British minister vows to quit convention on human rights
Home Secretary blasts rules making it difficult for country to boot out 'dangerous foreigners'
Reuters in Manchester
Home Secretary Theresa May said yesterday her ruling Conservative party would take Britain out of the European Convention on Human Rights if re-elected in 2015.
She said she would include such a promise in the party's election manifesto.
"It's ridiculous that the British government should have to go to such lengths to get rid of dangerous foreigners," May said during the party's annual conference.
"That's why the next Conservative manifesto will promise to scrap the human rights act."
The act has made the European Convention on Human Rights (ECHR) enforceable in Britain's courts since 2000.
"If leaving the European Convention is what it takes to fix our human rights laws, that is what we should do," said May.
Although the convention is not part of the European Union system, British euro sceptics often drag it into the country's debate on Europe, holding it up as an unacceptable example of external interference in Britain's internal affairs.
A series of high-profile cases in which the European Court of Human Rights, which upholds the convention, has thwarted the British government have angered many voters and exposed successive governments to the accusation they do not control Britain's own borders.
May cited the case of radical cleric Abu Qatada, who resisted British attempts to send him to Jordan to face terrorism charges for more than a decade, as a prime example of what was wrong with the convention.
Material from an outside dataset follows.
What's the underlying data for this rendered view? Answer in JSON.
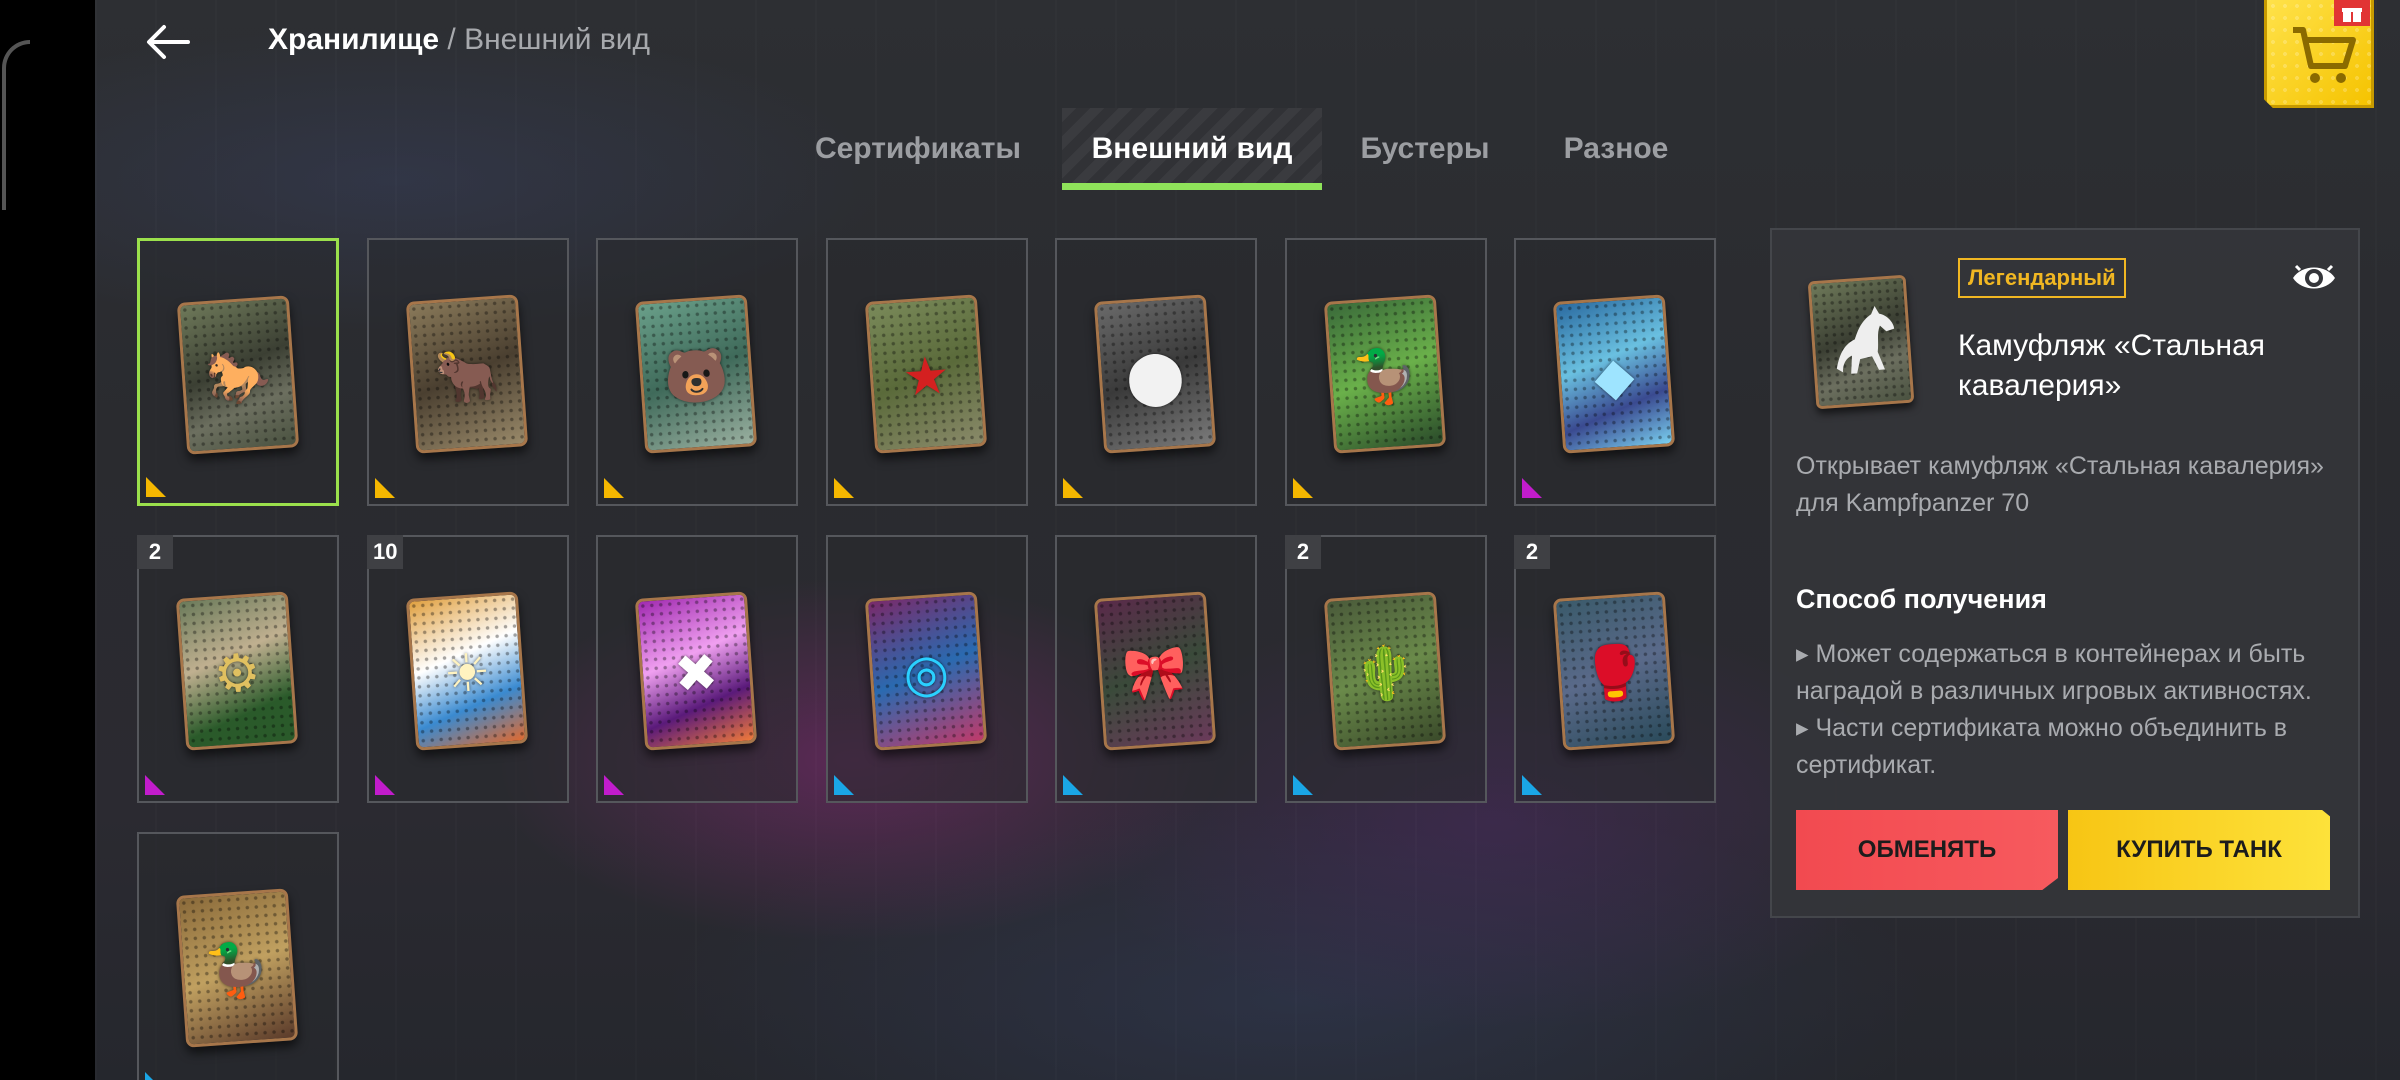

The pitch to voters came as a recent poll showed that the Conservatives were trailing 11 points behind the opposition Labour Party. Meanwhile, finance minister George Osborne proposed tougher new welfare rules to try to win over working voters who are grappling with depleted spending power ahead of the 2015 election.
Osborne promised he could sustain a recovery of Britain's US$2.5 trillion economy, but cautioned there was no room for complacency.
He held out the prospect of static petrol prices between now and 2015, said he would aim to return Britain to a budget surplus if his party won and said he would also increase investment spending by the same pace as economic growth.
"What I offer is a serious plan for a grown-up country that will create jobs, keep mortgage rates low and let people keep more of their income - tax free.
"It is the only route to better living standards."
Osborne's promises were designed to counter Labour's charge that Prime Minister David Cameron has presided over a cost of living crisis.
It was meant to appeal to working Britons who, according to polls, feel the country's annual £200 billion (HK$2.5 trillion) welfare system is too generous.
The Conservatives are on the back foot after Labour held its own conference last week and promised to freeze people's energy bills if elected.
Osborne said he wanted to end "a something for nothing" culture by obliging Britain's 200,000 long-term unemployed to undertake certain activities such as community work or face losing a portion of their welfare benefit.
The move, unveiled along with a new slogan "For Hardworking People", is likely to resurrect a long-running political row that critics say engenders divisive politics.